$X_n-Y_n\rightarrow_{a.s.} 0$ and $Y_n\rightarrow_{a.s.} Z$ imply $X_n\rightarrow_{a.s.} Z$?

Consider two sequences of random variables $\{X_n\}_n, \{Y_n\}_n$ and a random variable $Z$, all defined on the same probability space. Let $\rightarrow_{a.s.}$ denote almost sure convergence. Suppose

(1) $X_n-Y_n\rightarrow_{a.s.} 0$

(2) $Y_n\rightarrow_{a.s.} Z$

Do (1) and (2) imply $X_n\rightarrow_{a.s.} Z$? If yes, which result I'm using?

• Use the face that $X_n=X_n-Y_n+Y_n$ and the definition of almost sure convergence. – Augustin Mar 2 '16 at 13:12
• Is this like a Slutsky's Lemma for almost sure convergence? – TEX Mar 2 '16 at 13:15
• It's even simpler than that. Almost sure convergence is just pointwise convergence on a set of probability $1$. And the intersection of two such sets has probability $1$. – Augustin Mar 2 '16 at 13:17

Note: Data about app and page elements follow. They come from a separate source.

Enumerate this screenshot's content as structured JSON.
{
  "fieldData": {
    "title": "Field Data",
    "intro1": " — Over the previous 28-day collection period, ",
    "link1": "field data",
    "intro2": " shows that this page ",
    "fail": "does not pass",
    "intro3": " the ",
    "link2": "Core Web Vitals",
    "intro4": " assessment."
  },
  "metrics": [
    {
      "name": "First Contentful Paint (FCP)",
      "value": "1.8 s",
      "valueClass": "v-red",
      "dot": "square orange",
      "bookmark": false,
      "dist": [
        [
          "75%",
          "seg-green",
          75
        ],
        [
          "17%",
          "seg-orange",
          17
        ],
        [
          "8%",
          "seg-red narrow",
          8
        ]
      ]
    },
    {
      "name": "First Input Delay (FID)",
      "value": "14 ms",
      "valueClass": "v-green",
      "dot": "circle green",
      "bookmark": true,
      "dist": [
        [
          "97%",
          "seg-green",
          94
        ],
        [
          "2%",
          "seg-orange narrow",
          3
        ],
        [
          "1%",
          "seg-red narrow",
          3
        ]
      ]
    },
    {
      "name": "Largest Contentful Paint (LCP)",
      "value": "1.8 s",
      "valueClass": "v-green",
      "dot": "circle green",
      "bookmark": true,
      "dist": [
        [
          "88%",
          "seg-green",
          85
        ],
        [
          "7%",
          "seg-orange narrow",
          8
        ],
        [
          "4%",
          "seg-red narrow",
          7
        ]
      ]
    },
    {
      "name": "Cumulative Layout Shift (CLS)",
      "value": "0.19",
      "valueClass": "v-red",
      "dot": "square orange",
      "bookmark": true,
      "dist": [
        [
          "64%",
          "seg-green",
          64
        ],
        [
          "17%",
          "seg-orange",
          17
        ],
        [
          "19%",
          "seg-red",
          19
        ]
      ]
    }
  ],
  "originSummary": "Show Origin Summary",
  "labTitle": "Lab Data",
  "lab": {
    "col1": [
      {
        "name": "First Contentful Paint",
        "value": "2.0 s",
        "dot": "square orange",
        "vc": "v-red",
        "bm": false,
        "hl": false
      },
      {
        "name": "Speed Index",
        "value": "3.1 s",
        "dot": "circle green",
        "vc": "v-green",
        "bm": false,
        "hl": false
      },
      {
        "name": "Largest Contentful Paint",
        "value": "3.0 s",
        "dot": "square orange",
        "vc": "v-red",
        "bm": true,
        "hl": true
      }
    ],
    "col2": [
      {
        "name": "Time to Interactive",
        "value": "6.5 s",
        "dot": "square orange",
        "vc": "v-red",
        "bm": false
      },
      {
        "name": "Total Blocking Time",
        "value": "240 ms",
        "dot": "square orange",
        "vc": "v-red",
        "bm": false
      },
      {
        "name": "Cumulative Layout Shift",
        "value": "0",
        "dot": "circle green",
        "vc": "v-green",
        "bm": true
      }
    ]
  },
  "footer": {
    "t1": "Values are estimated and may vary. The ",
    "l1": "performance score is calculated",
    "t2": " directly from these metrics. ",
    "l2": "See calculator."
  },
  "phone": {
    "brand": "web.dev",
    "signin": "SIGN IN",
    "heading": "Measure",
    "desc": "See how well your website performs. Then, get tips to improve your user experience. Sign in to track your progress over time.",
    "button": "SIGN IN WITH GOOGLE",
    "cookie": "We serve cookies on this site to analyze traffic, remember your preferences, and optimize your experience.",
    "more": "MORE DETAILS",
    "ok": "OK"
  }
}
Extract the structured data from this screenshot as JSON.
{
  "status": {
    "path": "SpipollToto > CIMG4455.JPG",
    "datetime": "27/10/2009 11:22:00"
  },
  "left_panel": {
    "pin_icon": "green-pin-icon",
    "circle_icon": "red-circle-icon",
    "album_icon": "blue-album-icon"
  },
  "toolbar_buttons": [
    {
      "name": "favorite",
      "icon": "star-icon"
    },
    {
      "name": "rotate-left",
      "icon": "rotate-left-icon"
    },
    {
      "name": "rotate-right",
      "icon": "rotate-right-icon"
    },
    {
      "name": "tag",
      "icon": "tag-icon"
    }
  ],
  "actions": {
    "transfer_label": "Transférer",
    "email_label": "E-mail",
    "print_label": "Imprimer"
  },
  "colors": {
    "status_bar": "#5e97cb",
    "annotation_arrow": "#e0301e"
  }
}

Yes it´s true. Use the fact that if $A_n\rightarrow_{a.s.}A$ and $B_n\rightarrow_{a.s.}B$, then $A_n+B_n\rightarrow_{a.s.}A+B$.